Cyclists at the University of Oklahoma took part in a 2 ½ hour test ride to compare ingesting this Superstarch 30 minutes prior and then again after the ride, versus a maltodextrin-based product. It was revealed that in the case of taking in the Superstarch, the riders’ blood glucose levels were maintained eight times longer and, as initially theorized, they also were able to compete at a higher peak performance level. “Maltodextrin affects the blood glucose levels over 60% within 30 minutes,” explains Kaufman. “Every spike is followed by a crash, which, if you didn’t re-ingest them, as these other products recommend, for 2 hours you’d find yourself 24% below fasting level.” It is below fasting level that dizziness and similar effects due to lack of energy are experienced by athletes. The Superstarch further kept the riders above these fasting levels much longer and proficiently post-workout.

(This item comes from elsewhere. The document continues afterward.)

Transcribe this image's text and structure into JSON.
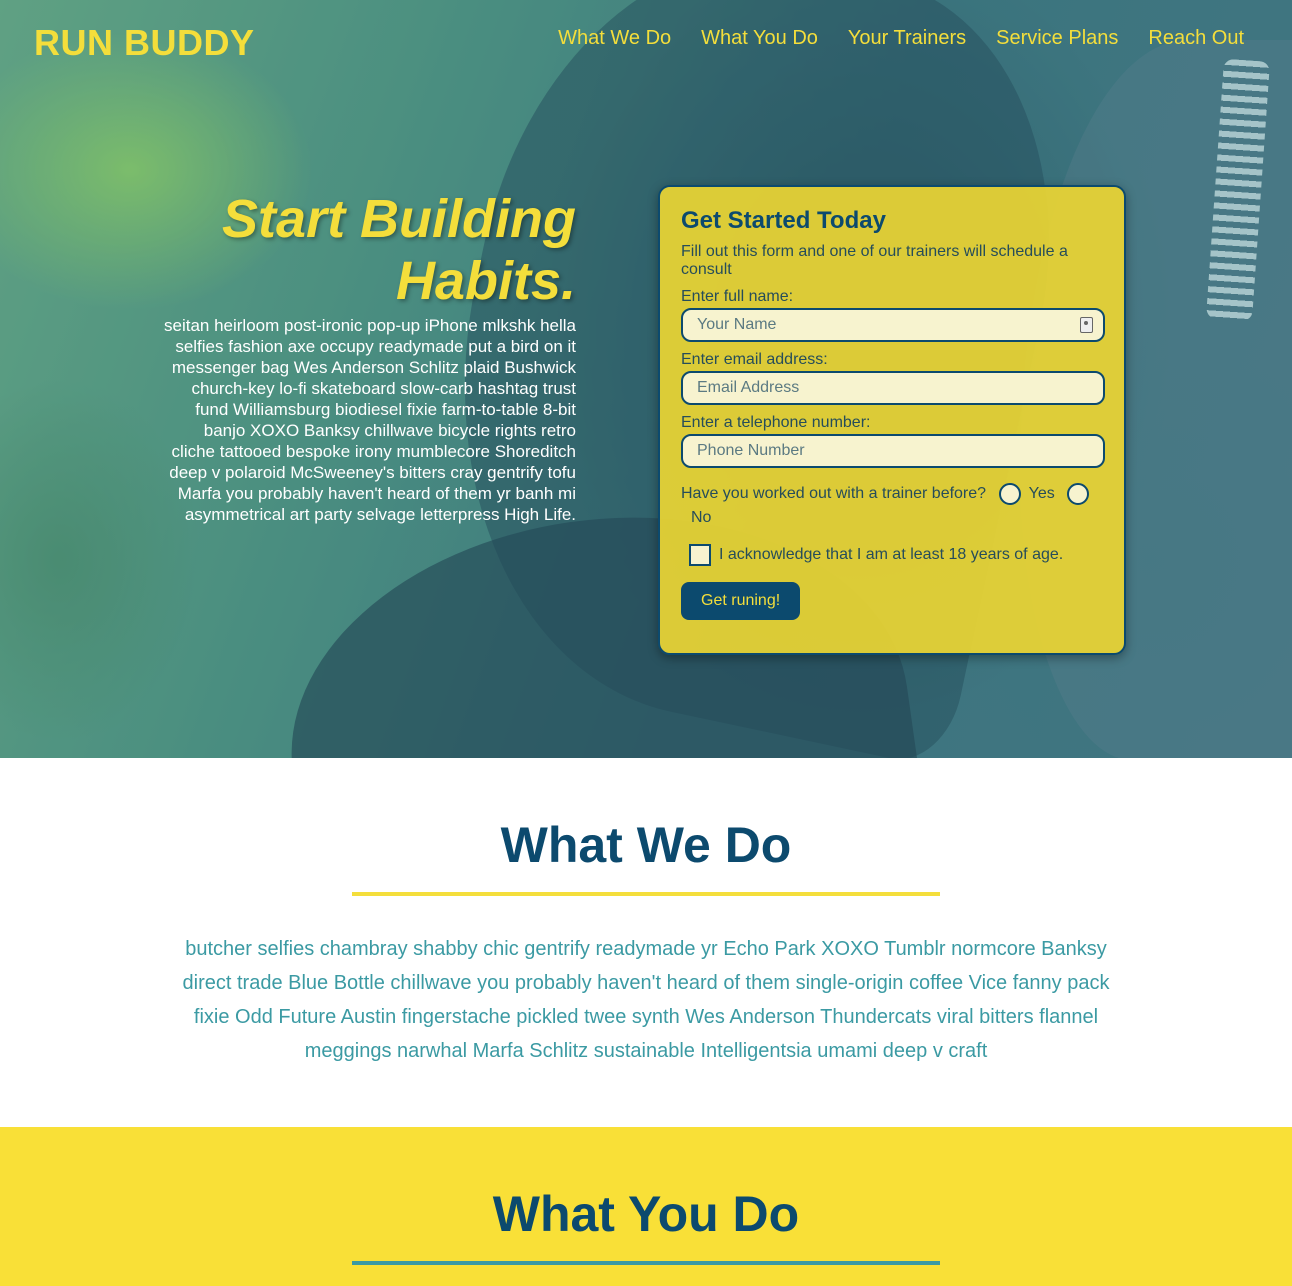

Scientists noted that because the intestines, not the stomach, digests the Superstarch, there wasn’t the same kind of GI distress many endurance athletes typically complain of. Krista Austin, Ph.D, cites UCAN as her top choice of liquid for the world-ranked athletes she works with. “It doesn’t sit heavy in their stomach or cause GI distress…[but] it will give them the long-lasting carbs to sustain blood glucose levels.” Despite getting into the system quickly, UCAN is slow-burning and stays in the system much longer.
The main difference between taking UCAN or another starch-based product is that UCAN needs to be consumed 30 to 60 minutes before the workout. “It’s different for everyone but typically you should take it 30-60 minutes before your workout,” suggests Kaufman, “Amy Yoder Begley’s found that she is able to do a 20-mile run off of 1 ½ packets an hour before. She then saves the second ½ packet as a recovery drink after.” Austin, also working with Yoder Begley, encourages drinking it 60-90 minutes prior to the workout.